Exercise aim: Reproduce all records word for word.
-=-=-=-=-
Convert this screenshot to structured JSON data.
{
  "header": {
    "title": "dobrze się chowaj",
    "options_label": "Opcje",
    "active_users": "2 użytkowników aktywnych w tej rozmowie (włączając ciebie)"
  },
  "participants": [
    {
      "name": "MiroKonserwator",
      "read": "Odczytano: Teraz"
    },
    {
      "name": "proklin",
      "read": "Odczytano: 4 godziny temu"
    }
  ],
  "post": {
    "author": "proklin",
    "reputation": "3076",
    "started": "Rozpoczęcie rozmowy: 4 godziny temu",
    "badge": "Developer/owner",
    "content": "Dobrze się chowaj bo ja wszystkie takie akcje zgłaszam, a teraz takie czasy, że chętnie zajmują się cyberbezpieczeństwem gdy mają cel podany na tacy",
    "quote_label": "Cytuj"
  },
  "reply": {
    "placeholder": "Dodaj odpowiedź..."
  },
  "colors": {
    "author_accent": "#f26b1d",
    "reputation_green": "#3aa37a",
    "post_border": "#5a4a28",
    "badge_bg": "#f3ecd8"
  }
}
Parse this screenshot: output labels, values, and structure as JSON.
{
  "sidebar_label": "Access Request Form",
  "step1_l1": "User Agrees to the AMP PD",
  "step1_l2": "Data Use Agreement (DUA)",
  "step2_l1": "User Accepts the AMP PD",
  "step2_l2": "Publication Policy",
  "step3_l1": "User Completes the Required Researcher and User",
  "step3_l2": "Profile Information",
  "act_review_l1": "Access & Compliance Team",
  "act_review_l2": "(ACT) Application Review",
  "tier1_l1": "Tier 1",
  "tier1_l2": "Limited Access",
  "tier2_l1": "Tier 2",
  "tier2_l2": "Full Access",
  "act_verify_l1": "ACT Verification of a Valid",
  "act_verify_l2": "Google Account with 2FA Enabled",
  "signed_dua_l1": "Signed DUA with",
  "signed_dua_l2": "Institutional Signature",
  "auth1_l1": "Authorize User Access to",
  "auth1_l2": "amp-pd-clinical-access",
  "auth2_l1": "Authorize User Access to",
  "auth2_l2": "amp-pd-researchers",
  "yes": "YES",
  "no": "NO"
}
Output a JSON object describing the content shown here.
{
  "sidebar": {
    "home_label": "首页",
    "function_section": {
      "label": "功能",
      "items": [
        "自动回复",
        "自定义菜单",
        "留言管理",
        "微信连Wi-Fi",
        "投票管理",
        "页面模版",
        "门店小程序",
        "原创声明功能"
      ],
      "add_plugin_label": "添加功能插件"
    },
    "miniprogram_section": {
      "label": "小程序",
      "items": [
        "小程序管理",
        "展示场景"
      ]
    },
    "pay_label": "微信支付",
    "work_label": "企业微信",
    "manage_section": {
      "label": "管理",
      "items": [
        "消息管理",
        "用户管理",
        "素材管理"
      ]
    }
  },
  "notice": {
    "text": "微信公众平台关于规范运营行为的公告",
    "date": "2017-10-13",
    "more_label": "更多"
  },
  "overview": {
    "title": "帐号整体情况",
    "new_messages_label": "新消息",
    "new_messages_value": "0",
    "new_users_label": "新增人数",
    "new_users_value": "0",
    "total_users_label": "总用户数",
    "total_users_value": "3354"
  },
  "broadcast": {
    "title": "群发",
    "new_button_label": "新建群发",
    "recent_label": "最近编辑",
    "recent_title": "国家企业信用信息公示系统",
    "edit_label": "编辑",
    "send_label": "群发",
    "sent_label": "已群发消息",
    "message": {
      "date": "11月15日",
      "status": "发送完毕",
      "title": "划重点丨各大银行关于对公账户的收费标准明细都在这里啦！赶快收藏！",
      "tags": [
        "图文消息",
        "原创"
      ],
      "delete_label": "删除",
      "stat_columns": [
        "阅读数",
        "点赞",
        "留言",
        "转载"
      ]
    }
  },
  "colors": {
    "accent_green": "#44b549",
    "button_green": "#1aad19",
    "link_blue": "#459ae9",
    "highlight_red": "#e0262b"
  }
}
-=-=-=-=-
Written answer:
Convert this screenshot to structured JSON data.
{
  "header": {
    "title": "dobrze się chowaj",
    "options_label": "Opcje",
    "active_users": "2 użytkowników aktywnych w tej rozmowie (włączając ciebie)"
  },
  "participants": [
    {
      "name": "MiroKonserwator",
      "read": "Odczytano: Teraz"
    },
    {
      "name": "proklin",
      "read": "Odczytano: 4 godziny temu"
    }
  ],
  "post": {
    "author": "proklin",
    "reputation": "3076",
    "started": "Rozpoczęcie rozmowy: 4 godziny temu",
    "badge": "Developer/owner",
    "content": "Dobrze się chowaj bo ja wszystkie takie akcje zgłaszam, a teraz takie czasy, że chętnie zajmują się cyberbezpieczeństwem gdy mają cel podany na tacy",
    "quote_label": "Cytuj"
  },
  "reply": {
    "placeholder": "Dodaj odpowiedź..."
  },
  "colors": {
    "author_accent": "#f26b1d",
    "reputation_green": "#3aa37a",
    "post_border": "#5a4a28",
    "badge_bg": "#f3ecd8"
  }
}
Parse this screenshot: output labels, values, and structure as JSON.
{
  "sidebar_label": "Access Request Form",
  "step1_l1": "User Agrees to the AMP PD",
  "step1_l2": "Data Use Agreement (DUA)",
  "step2_l1": "User Accepts the AMP PD",
  "step2_l2": "Publication Policy",
  "step3_l1": "User Completes the Required Researcher and User",
  "step3_l2": "Profile Information",
  "act_review_l1": "Access & Compliance Team",
  "act_review_l2": "(ACT) Application Review",
  "tier1_l1": "Tier 1",
  "tier1_l2": "Limited Access",
  "tier2_l1": "Tier 2",
  "tier2_l2": "Full Access",
  "act_verify_l1": "ACT Verification of a Valid",
  "act_verify_l2": "Google Account with 2FA Enabled",
  "signed_dua_l1": "Signed DUA with",
  "signed_dua_l2": "Institutional Signature",
  "auth1_l1": "Authorize User Access to",
  "auth1_l2": "amp-pd-clinical-access",
  "auth2_l1": "Authorize User Access to",
  "auth2_l2": "amp-pd-researchers",
  "yes": "YES",
  "no": "NO"
}
Output a JSON object describing the content shown here.
{
  "sidebar": {
    "home_label": "首页",
    "function_section": {
      "label": "功能",
      "items": [
        "自动回复",
        "自定义菜单",
        "留言管理",
        "微信连Wi-Fi",
        "投票管理",
        "页面模版",
        "门店小程序",
        "原创声明功能"
      ],
      "add_plugin_label": "添加功能插件"
    },
    "miniprogram_section": {
      "label": "小程序",
      "items": [
        "小程序管理",
        "展示场景"
      ]
    },
    "pay_label": "微信支付",
    "work_label": "企业微信",
    "manage_section": {
      "label": "管理",
      "items": [
        "消息管理",
        "用户管理",
        "素材管理"
      ]
    }
  },
  "notice": {
    "text": "微信公众平台关于规范运营行为的公告",
    "date": "2017-10-13",
    "more_label": "更多"
  },
  "overview": {
    "title": "帐号整体情况",
    "new_messages_label": "新消息",
    "new_messages_value": "0",
    "new_users_label": "新增人数",
    "new_users_value": "0",
    "total_users_label": "总用户数",
    "total_users_value": "3354"
  },
  "broadcast": {
    "title": "群发",
    "new_button_label": "新建群发",
    "recent_label": "最近编辑",
    "recent_title": "国家企业信用信息公示系统",
    "edit_label": "编辑",
    "send_label": "群发",
    "sent_label": "已群发消息",
    "message": {
      "date": "11月15日",
      "status": "发送完毕",
      "title": "划重点丨各大银行关于对公账户的收费标准明细都在这里啦！赶快收藏！",
      "tags": [
        "图文消息",
        "原创"
      ],
      "delete_label": "删除",
      "stat_columns": [
        "阅读数",
        "点赞",
        "留言",
        "转载"
      ]
    }
  },
  "colors": {
    "accent_green": "#44b549",
    "button_green": "#1aad19",
    "link_blue": "#459ae9",
    "highlight_red": "#e0262b"
  }
}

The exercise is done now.